In my column today, I examine the state Supreme Court’s decision to find the state in contempt. We blogged about the decision here. The court chose to give lawmakers one more chance before imposing “sanctions and remedies.” It was the smart, face-saving move given the circumstances. But the court never should have forced the issue.
Having placed itself in an untenable position, the court had no good options. The sanctions and remedies proposed by the education activists were neither palatable nor plausible. Their list included levying fines on lawmakers, writing the budget from the bench, and shuttering schools until they were fully funded. During the contempt hearing, justices floated other ideas, including repealing all tax breaks.
How would any of that work? No one knows. Some unexplored territory should remain off limits.
We should be thankful that the court finessed its self-made crisis. Ever since it retained jurisdiction of the case in 2012, the court has resembled an umpire officiating an unfamiliar game. Failing to appreciate the budget process, it called for major revenue increases in a short non-budget legislative session. Musing about repealing all tax breaks betrays an astonishing ignorance of how and why tax policy is enacted.
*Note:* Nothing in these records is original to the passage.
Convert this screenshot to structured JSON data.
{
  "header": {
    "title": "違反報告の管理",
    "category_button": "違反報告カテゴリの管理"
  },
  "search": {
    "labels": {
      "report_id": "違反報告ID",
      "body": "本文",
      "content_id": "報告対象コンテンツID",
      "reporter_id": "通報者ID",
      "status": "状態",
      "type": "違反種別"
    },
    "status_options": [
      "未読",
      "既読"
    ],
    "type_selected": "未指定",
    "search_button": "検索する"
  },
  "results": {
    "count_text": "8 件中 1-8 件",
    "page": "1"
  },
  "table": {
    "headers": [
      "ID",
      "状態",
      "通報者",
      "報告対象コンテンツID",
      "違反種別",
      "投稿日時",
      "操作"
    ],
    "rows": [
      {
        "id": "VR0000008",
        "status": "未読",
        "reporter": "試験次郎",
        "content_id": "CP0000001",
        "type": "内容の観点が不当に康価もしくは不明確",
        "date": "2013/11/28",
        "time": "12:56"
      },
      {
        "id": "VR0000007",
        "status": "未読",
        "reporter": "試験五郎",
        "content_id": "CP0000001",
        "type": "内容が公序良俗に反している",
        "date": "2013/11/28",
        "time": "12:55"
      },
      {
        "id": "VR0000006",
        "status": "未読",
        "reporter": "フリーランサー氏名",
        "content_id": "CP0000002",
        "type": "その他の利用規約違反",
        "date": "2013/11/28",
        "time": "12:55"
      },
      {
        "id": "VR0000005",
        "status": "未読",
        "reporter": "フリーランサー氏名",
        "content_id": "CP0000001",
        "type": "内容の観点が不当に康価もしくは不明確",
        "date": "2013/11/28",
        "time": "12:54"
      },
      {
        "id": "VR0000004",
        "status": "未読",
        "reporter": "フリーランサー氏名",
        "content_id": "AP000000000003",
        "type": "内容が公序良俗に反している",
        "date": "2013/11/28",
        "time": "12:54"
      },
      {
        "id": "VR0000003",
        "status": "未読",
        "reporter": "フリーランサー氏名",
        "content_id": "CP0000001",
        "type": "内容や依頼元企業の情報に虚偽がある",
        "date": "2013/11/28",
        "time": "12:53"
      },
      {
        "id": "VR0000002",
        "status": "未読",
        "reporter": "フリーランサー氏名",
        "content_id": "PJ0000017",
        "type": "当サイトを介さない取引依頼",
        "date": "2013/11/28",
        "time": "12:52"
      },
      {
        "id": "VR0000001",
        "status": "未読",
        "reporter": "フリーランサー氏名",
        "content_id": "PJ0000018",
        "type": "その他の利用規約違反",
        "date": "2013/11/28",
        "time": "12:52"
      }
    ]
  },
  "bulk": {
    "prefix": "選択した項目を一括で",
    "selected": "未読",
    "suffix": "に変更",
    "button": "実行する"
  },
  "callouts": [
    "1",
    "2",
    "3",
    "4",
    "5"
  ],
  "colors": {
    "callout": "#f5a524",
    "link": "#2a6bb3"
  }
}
Please take a look at the column. Ideally, the 2015 Legislature will address the school funding challenge and the court can remove itself from the legislative arena.